Executive Privilege

You?ve got a copy of The Tartan in your hands. That is a much greater accomplishment than you might imagine.
I?m very proud to present the first issue of The Tartan?s 100th volume. A century ago, a small group of students set out to inform their peers of the newsworthy happenings of the day. Since then, the newspaper those students created has evolved into the most complete record of the student experience at Carnegie Mellon University.
Since 1906, more than a thousand students have contributed to The Tartan. News writers, photographers, columnists, artists, layout designers, editors, production managers, advertising staff, business managers, and personnel managers have built The Tartan issue by issue. Each of those thousand students has contributed to the copy of The Tartan that you hold in your hands. This newspaper was a long time in the making.
With such a long and rich history, it?s disheartening to hear about declining newspaper readership nationwide. Many people say that the speed and accessibility of online news will kill the newspaper, in the end. The vast, searchable body of online news will forever be more up-to-date and instantaneously accessible, but a physical newspaper like The Tartan?s print edition has a potency that online news has yet to match.
A newspaper is much more than the paper and ink used to make it. A newspaper is even more than the words on its pages. Newspapers can do what no other medium can do. The newspaper unites.
As you read this newspaper, there is a good chance that someone you don?t know will see you reading it and pick up a copy. As soon as that happens, you and that stranger have common ground. You?re aware of the same issues. You?ve read the same commentary. Whether or not you both agree on the issues, you?ve got something to talk about.
Watching TV at home or listening to the radio in the car are not actions visible to others. Reading a paper in the UC is. A newspaper is a tangible thing you can carry with you. Its conspicuous form tells the people around you that you are reading the news. In that way, it links readers who might otherwise not know what they have in common. A newspaper can help to build a sense of community.
Giving people common ground is especially important at our university. In spite of all its strengths, Carnegie Mellon has a significant weakness. The administration, the academic colleges, the student organizations, and the residential life are all highly decentralized. And this division extends beyond the university itself; we still face divisions on the basis of gender, race, and creed.
Groups of people within this community are very disconnected from one another, and it has prevented us from adequately dealing with significant, community-wide problems effectively in the past.
When we let the groups that make up our community become distant, dialogue comes to a halt. But dialogue can help to keep the groups in our community together. It is my first wish that, in its century-long tradition of informing the student body, serving as a public forum, and chronicling the student experience, The Tartan can help lead our community?s discussions. This is our contribution to creating a stronger community.
To make our contribution count, we will strive to create an ever improving newspaper. First, we will retain our dedication to providing accurate news coverage and diverse, intelligent opinion. Second, we will make sure that being a member of The Tartan?s staff remains an invaluable experience that can be found nowhere else on campus.

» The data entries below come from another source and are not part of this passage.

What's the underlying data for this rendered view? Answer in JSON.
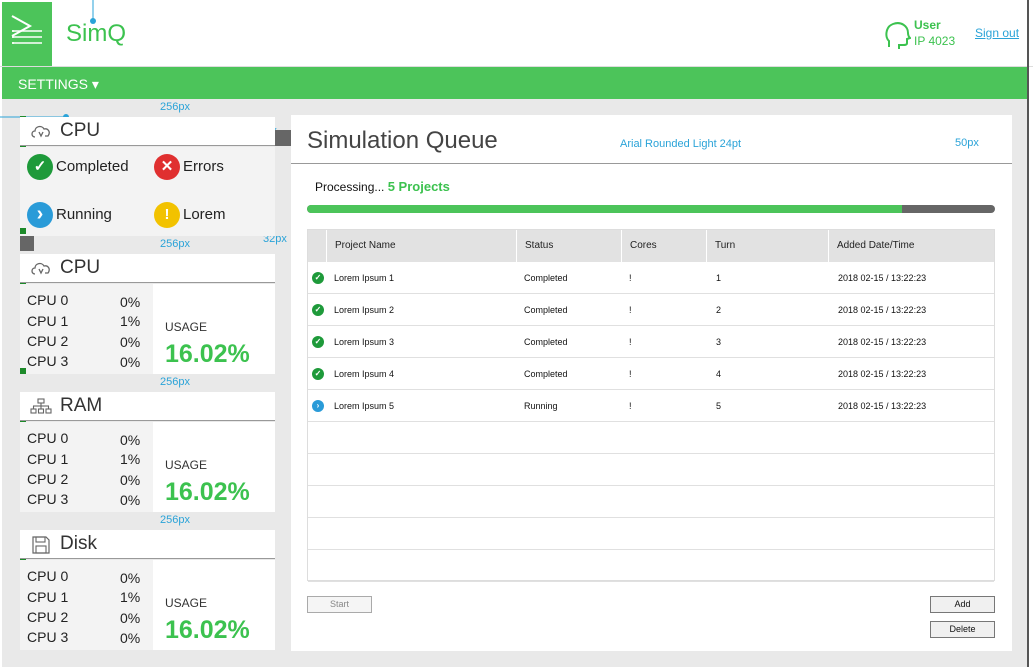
{
  "header": {
    "app_title": "SimQ",
    "user_name": "User",
    "user_ip": "IP 4023",
    "sign_out": "Sign out"
  },
  "settings_bar": {
    "label": "SETTINGS ▾"
  },
  "annotations": {
    "dim_256": "256px",
    "dim_32": "32px",
    "dim_50": "50px",
    "font_note": "Arial Rounded Light 24pt"
  },
  "status_panel": {
    "title": "CPU",
    "items": [
      {
        "label": "Completed",
        "color": "#1e9a3a",
        "glyph": "✓"
      },
      {
        "label": "Errors",
        "color": "#e03030",
        "glyph": "✕"
      },
      {
        "label": "Running",
        "color": "#2a9bd8",
        "glyph": "›"
      },
      {
        "label": "Lorem",
        "color": "#f2c200",
        "glyph": "!"
      }
    ]
  },
  "resource_panels": [
    {
      "title": "CPU",
      "icon": "cloud-icon",
      "rows": [
        {
          "name": "CPU 0",
          "pct": "0%"
        },
        {
          "name": "CPU 1",
          "pct": "1%"
        },
        {
          "name": "CPU 2",
          "pct": "0%"
        },
        {
          "name": "CPU 3",
          "pct": "0%"
        }
      ],
      "usage_label": "USAGE",
      "usage_value": "16.02%"
    },
    {
      "title": "RAM",
      "icon": "network-icon",
      "rows": [
        {
          "name": "CPU 0",
          "pct": "0%"
        },
        {
          "name": "CPU 1",
          "pct": "1%"
        },
        {
          "name": "CPU 2",
          "pct": "0%"
        },
        {
          "name": "CPU 3",
          "pct": "0%"
        }
      ],
      "usage_label": "USAGE",
      "usage_value": "16.02%"
    },
    {
      "title": "Disk",
      "icon": "disk-icon",
      "rows": [
        {
          "name": "CPU 0",
          "pct": "0%"
        },
        {
          "name": "CPU 1",
          "pct": "1%"
        },
        {
          "name": "CPU 2",
          "pct": "0%"
        },
        {
          "name": "CPU 3",
          "pct": "0%"
        }
      ],
      "usage_label": "USAGE",
      "usage_value": "16.02%"
    }
  ],
  "queue": {
    "title": "Simulation Queue",
    "processing_prefix": "Processing...",
    "processing_count": "5 Projects",
    "progress": 0.865,
    "columns": [
      "Project Name",
      "Status",
      "Cores",
      "Turn",
      "Added Date/Time"
    ],
    "rows": [
      {
        "name": "Lorem Ipsum 1",
        "status": "Completed",
        "cores": "!",
        "turn": "1",
        "added": "2018 02-15 / 13:22:23",
        "state": "completed"
      },
      {
        "name": "Lorem Ipsum 2",
        "status": "Completed",
        "cores": "!",
        "turn": "2",
        "added": "2018 02-15 / 13:22:23",
        "state": "completed"
      },
      {
        "name": "Lorem Ipsum 3",
        "status": "Completed",
        "cores": "!",
        "turn": "3",
        "added": "2018 02-15 / 13:22:23",
        "state": "completed"
      },
      {
        "name": "Lorem Ipsum 4",
        "status": "Completed",
        "cores": "!",
        "turn": "4",
        "added": "2018 02-15 / 13:22:23",
        "state": "completed"
      },
      {
        "name": "Lorem Ipsum 5",
        "status": "Running",
        "cores": "!",
        "turn": "5",
        "added": "2018 02-15 / 13:22:23",
        "state": "running"
      }
    ],
    "empty_rows": 5,
    "buttons": {
      "start": "Start",
      "add": "Add",
      "delete": "Delete"
    }
  },
  "colors": {
    "brand_green": "#4cc45a",
    "accent_blue": "#2aa3d8",
    "completed": "#1e9a3a",
    "running": "#2a9bd8"
  }
}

Finally, I resolve to reduce The Tartan?s dependence on your student activities fee to free up money for other student organizations, while continuing to create student jobs.
This year will be a strong start for The Tartan?s second century.